• Task requirements
Please return the whole listing word for word.
-- Provided records follows --
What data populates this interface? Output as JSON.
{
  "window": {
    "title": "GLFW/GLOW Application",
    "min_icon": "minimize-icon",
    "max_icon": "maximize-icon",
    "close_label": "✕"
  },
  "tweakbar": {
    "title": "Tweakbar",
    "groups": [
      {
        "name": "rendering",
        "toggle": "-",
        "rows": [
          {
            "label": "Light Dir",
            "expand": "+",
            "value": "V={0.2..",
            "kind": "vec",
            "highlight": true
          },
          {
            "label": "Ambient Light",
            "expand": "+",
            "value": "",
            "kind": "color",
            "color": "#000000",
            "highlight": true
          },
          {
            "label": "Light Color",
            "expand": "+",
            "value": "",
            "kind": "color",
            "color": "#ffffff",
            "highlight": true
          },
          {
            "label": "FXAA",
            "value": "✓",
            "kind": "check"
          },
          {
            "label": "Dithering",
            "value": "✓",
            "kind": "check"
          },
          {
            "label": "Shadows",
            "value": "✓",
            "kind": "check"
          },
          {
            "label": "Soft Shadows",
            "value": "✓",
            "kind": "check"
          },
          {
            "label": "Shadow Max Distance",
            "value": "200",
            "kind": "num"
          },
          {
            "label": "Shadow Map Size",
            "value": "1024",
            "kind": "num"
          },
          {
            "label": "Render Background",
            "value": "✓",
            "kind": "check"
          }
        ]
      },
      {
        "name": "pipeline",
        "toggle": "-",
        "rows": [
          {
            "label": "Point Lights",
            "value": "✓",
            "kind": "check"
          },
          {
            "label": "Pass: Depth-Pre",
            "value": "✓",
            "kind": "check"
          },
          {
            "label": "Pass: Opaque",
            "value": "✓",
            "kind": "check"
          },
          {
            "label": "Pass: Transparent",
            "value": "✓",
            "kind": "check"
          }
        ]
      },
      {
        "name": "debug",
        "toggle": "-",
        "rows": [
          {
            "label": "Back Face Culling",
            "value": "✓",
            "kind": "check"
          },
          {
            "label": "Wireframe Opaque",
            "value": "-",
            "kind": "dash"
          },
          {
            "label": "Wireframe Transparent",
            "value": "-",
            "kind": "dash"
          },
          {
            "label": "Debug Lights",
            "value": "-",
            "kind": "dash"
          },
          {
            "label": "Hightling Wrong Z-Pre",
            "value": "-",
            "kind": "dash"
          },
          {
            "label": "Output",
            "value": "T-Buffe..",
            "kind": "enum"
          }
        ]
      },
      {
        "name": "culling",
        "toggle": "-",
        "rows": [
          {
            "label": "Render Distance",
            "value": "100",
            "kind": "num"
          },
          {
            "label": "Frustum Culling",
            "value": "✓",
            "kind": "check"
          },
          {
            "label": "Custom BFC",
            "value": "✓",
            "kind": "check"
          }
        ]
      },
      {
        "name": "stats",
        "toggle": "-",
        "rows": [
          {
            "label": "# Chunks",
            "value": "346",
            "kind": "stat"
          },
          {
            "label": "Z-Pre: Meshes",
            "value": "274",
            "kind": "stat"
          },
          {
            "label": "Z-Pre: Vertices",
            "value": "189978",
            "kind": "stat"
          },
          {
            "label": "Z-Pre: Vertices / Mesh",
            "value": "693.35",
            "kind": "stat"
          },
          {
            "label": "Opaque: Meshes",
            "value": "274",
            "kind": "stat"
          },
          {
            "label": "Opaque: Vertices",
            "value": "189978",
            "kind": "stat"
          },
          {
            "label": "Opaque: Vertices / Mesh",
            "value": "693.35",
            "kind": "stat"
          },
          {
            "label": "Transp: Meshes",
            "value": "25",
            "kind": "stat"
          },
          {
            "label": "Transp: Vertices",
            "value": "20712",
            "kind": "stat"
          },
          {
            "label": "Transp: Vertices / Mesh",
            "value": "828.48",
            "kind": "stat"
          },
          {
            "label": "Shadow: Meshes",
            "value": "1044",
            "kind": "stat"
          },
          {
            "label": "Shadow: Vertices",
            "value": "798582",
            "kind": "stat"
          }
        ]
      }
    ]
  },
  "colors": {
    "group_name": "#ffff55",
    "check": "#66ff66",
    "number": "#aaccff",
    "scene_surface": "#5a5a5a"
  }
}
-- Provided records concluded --
• Solution to this problem
What data populates this interface? Output as JSON.
{
  "window": {
    "title": "GLFW/GLOW Application",
    "min_icon": "minimize-icon",
    "max_icon": "maximize-icon",
    "close_label": "✕"
  },
  "tweakbar": {
    "title": "Tweakbar",
    "groups": [
      {
        "name": "rendering",
        "toggle": "-",
        "rows": [
          {
            "label": "Light Dir",
            "expand": "+",
            "value": "V={0.2..",
            "kind": "vec",
            "highlight": true
          },
          {
            "label": "Ambient Light",
            "expand": "+",
            "value": "",
            "kind": "color",
            "color": "#000000",
            "highlight": true
          },
          {
            "label": "Light Color",
            "expand": "+",
            "value": "",
            "kind": "color",
            "color": "#ffffff",
            "highlight": true
          },
          {
            "label": "FXAA",
            "value": "✓",
            "kind": "check"
          },
          {
            "label": "Dithering",
            "value": "✓",
            "kind": "check"
          },
          {
            "label": "Shadows",
            "value": "✓",
            "kind": "check"
          },
          {
            "label": "Soft Shadows",
            "value": "✓",
            "kind": "check"
          },
          {
            "label": "Shadow Max Distance",
            "value": "200",
            "kind": "num"
          },
          {
            "label": "Shadow Map Size",
            "value": "1024",
            "kind": "num"
          },
          {
            "label": "Render Background",
            "value": "✓",
            "kind": "check"
          }
        ]
      },
      {
        "name": "pipeline",
        "toggle": "-",
        "rows": [
          {
            "label": "Point Lights",
            "value": "✓",
            "kind": "check"
          },
          {
            "label": "Pass: Depth-Pre",
            "value": "✓",
            "kind": "check"
          },
          {
            "label": "Pass: Opaque",
            "value": "✓",
            "kind": "check"
          },
          {
            "label": "Pass: Transparent",
            "value": "✓",
            "kind": "check"
          }
        ]
      },
      {
        "name": "debug",
        "toggle": "-",
        "rows": [
          {
            "label": "Back Face Culling",
            "value": "✓",
            "kind": "check"
          },
          {
            "label": "Wireframe Opaque",
            "value": "-",
            "kind": "dash"
          },
          {
            "label": "Wireframe Transparent",
            "value": "-",
            "kind": "dash"
          },
          {
            "label": "Debug Lights",
            "value": "-",
            "kind": "dash"
          },
          {
            "label": "Hightling Wrong Z-Pre",
            "value": "-",
            "kind": "dash"
          },
          {
            "label": "Output",
            "value": "T-Buffe..",
            "kind": "enum"
          }
        ]
      },
      {
        "name": "culling",
        "toggle": "-",
        "rows": [
          {
            "label": "Render Distance",
            "value": "100",
            "kind": "num"
          },
          {
            "label": "Frustum Culling",
            "value": "✓",
            "kind": "check"
          },
          {
            "label": "Custom BFC",
            "value": "✓",
            "kind": "check"
          }
        ]
      },
      {
        "name": "stats",
        "toggle": "-",
        "rows": [
          {
            "label": "# Chunks",
            "value": "346",
            "kind": "stat"
          },
          {
            "label": "Z-Pre: Meshes",
            "value": "274",
            "kind": "stat"
          },
          {
            "label": "Z-Pre: Vertices",
            "value": "189978",
            "kind": "stat"
          },
          {
            "label": "Z-Pre: Vertices / Mesh",
            "value": "693.35",
            "kind": "stat"
          },
          {
            "label": "Opaque: Meshes",
            "value": "274",
            "kind": "stat"
          },
          {
            "label": "Opaque: Vertices",
            "value": "189978",
            "kind": "stat"
          },
          {
            "label": "Opaque: Vertices / Mesh",
            "value": "693.35",
            "kind": "stat"
          },
          {
            "label": "Transp: Meshes",
            "value": "25",
            "kind": "stat"
          },
          {
            "label": "Transp: Vertices",
            "value": "20712",
            "kind": "stat"
          },
          {
            "label": "Transp: Vertices / Mesh",
            "value": "828.48",
            "kind": "stat"
          },
          {
            "label": "Shadow: Meshes",
            "value": "1044",
            "kind": "stat"
          },
          {
            "label": "Shadow: Vertices",
            "value": "798582",
            "kind": "stat"
          }
        ]
      }
    ]
  },
  "colors": {
    "group_name": "#ffff55",
    "check": "#66ff66",
    "number": "#aaccff",
    "scene_surface": "#5a5a5a"
  }
}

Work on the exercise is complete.